In contrast, the business services sectors (which includes the financial sector) grew by 1.9%q/q (contributed 0.4 percentage points to growth), while trade and accommodation rise 1.3%q/q, and the government sector expanded by 1.1%. Overall, it is clear that although some sectors of the economy continue to exhibit positive growth, most industries have experienced a meaningful slowdown in economic activity over the past two years.

The latest GDP growth data confirms that the South African economy has lost momentum over the past two years and remains on the cusp of an outright recession (a technical recession is two consecutive quarters of decline in GDP performance, while an outright recession is a decline in GDP for the year as a whole), hurt by weakness in the primary and secondary sectors of the economy. This is partly due to lower commodity prices, the drought and weak global growth, but it is also due to a systematic deterioration in domestic business and consumer confidence. The fall-off in confidence reflects a combination of factors including an escalation in political tension and increased policy uncertainty. It is especially concerning that since the global financial market crisis in 2009, the rate of economic growth in South African has not managed to gain momentum and has not been robust enough to lead to widespread job creation in the formal private sector.

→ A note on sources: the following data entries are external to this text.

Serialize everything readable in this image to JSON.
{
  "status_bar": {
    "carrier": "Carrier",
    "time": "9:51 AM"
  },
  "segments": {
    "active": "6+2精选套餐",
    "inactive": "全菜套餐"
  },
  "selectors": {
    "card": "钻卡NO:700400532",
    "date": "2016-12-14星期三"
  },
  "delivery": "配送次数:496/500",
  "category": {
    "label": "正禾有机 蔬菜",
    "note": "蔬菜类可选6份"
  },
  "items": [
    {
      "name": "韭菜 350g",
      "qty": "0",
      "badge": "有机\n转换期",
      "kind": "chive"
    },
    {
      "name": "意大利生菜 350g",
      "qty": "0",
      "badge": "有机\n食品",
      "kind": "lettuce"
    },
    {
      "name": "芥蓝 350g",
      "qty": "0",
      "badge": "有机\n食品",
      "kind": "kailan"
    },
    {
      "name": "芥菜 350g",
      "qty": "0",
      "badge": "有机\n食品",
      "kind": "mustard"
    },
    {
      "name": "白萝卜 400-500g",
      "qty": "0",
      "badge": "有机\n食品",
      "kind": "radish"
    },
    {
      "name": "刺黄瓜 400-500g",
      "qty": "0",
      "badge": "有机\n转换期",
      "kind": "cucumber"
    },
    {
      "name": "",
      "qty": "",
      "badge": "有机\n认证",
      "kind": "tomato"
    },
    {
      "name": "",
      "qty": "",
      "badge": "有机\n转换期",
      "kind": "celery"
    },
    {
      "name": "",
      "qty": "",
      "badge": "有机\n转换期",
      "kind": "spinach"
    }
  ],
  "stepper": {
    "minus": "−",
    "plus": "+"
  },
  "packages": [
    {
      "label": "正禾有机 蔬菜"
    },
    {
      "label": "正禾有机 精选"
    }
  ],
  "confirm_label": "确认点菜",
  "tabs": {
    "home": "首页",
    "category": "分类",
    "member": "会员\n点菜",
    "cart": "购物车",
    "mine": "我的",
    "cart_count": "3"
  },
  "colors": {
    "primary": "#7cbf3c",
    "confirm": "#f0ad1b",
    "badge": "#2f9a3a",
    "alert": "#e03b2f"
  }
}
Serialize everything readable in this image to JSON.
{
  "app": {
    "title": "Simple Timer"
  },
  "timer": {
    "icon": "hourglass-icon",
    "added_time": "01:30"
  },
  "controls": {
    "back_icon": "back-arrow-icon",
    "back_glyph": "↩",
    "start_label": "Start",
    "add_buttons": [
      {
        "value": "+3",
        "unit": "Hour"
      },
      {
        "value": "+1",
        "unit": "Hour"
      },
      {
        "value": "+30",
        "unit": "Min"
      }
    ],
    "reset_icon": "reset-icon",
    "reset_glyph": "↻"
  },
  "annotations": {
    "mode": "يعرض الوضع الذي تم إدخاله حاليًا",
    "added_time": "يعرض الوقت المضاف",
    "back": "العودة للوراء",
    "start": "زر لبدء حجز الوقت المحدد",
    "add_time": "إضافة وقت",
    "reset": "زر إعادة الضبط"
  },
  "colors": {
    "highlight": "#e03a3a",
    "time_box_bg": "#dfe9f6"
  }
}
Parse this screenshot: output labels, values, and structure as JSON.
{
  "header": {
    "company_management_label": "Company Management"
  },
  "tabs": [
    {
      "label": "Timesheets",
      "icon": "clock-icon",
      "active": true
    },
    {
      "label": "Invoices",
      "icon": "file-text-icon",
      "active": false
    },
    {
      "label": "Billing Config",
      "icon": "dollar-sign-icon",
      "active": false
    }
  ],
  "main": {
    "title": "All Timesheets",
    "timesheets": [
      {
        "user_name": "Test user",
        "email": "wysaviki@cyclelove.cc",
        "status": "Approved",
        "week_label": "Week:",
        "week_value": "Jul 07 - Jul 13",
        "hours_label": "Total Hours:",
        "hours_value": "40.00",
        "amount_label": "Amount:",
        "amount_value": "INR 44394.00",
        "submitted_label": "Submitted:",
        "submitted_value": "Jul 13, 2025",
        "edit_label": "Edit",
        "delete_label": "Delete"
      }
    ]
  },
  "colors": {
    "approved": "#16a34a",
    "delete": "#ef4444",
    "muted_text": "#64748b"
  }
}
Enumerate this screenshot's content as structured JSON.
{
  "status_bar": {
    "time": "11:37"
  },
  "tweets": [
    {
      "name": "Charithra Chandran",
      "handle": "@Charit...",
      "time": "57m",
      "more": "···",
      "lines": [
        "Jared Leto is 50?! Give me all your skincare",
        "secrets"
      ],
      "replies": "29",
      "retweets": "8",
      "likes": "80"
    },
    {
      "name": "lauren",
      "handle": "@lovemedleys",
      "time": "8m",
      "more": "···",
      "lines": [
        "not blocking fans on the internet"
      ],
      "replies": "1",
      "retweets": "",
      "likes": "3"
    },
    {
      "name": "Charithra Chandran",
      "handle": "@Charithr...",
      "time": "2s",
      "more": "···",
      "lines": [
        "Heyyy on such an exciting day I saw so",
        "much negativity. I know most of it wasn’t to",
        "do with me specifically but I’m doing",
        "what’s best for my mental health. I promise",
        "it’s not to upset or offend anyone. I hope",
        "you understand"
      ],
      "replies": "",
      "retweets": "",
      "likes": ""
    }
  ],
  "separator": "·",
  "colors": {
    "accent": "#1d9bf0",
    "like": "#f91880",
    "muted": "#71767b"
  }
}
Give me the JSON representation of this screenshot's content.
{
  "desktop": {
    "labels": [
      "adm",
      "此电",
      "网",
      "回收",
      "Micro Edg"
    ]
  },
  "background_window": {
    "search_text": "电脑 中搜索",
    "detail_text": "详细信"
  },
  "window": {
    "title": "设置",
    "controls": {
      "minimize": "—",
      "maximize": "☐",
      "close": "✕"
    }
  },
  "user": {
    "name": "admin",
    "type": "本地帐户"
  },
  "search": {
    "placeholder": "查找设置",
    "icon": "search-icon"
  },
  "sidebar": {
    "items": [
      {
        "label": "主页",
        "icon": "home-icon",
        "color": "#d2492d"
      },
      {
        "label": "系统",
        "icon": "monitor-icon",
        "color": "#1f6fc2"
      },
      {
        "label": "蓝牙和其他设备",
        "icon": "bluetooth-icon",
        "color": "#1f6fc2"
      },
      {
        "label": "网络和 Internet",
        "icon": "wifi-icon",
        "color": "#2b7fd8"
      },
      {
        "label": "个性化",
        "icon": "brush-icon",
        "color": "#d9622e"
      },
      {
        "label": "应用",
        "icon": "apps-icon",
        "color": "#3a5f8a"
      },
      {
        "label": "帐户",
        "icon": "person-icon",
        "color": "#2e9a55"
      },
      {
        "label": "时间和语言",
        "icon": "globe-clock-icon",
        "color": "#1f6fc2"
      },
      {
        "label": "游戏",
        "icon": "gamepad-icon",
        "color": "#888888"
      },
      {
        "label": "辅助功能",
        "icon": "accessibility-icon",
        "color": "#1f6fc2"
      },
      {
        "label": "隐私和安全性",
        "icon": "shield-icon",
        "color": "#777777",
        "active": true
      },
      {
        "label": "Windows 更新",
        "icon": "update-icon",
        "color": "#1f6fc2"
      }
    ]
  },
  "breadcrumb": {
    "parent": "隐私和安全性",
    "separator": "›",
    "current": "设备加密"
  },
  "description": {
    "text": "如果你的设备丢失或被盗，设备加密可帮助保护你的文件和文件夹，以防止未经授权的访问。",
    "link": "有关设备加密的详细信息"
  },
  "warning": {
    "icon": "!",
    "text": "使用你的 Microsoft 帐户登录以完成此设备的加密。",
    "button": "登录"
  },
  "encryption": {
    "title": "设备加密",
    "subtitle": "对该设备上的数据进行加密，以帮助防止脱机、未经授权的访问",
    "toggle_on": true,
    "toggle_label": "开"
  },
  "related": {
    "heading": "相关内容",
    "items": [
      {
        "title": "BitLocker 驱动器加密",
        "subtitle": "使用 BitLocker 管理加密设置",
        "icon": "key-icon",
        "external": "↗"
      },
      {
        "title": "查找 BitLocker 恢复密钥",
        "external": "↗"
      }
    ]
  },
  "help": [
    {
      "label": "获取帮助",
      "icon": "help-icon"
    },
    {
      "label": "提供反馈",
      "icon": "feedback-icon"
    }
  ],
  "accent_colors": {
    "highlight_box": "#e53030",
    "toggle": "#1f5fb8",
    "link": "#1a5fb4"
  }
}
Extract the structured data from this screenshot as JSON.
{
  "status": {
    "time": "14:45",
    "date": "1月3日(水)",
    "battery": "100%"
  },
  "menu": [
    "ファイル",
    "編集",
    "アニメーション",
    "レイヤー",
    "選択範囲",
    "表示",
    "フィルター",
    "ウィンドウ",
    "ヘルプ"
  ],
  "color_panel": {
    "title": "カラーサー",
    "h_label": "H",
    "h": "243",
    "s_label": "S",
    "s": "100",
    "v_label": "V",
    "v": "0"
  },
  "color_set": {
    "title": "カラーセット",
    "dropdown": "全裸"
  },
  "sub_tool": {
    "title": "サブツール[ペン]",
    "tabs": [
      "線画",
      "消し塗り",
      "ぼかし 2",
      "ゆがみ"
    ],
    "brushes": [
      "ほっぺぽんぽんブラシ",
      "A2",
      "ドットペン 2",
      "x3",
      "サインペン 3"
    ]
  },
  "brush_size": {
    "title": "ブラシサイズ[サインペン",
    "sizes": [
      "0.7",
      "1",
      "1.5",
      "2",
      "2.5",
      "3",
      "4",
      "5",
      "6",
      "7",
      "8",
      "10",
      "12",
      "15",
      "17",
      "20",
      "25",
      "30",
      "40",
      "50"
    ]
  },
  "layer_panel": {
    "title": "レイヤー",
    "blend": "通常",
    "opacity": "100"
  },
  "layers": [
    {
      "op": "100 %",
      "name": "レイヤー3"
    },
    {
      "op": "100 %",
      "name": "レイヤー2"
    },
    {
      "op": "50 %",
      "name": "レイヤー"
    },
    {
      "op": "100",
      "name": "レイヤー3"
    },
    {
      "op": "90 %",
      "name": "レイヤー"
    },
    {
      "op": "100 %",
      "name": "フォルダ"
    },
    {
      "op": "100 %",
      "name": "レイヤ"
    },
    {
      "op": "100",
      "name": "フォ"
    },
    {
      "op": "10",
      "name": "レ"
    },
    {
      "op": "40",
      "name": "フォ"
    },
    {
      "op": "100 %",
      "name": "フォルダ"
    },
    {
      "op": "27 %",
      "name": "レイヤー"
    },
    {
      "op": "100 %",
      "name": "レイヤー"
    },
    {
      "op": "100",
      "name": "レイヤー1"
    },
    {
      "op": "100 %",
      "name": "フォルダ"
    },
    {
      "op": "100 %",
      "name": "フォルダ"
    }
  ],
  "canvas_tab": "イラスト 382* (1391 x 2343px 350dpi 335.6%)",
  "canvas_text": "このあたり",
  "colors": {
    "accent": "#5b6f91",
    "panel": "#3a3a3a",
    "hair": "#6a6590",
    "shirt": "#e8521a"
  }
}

The public sector is now unable to provide significantly additional stimulus in the form of government spending given their elevated debt levels and the need to be more aggressive in achieving fiscal discipline in order a credit rating downgrade in December 2016. This implies that SA economic policy officials need to find a way to lift business confidence and encourage private sector fixed investment. Realistically, this is most likely to be achieved through a firmer implementation of the NDP, targeted infrastructure development – both hard and soft infrastructure – as well as labour market stability. Government should increasingly adopt a more practical approach to resolving key infrastructural bottlenecks, including the increasing use of private/public partnerships.

  • Kevin Lings, chief economist, Stanlib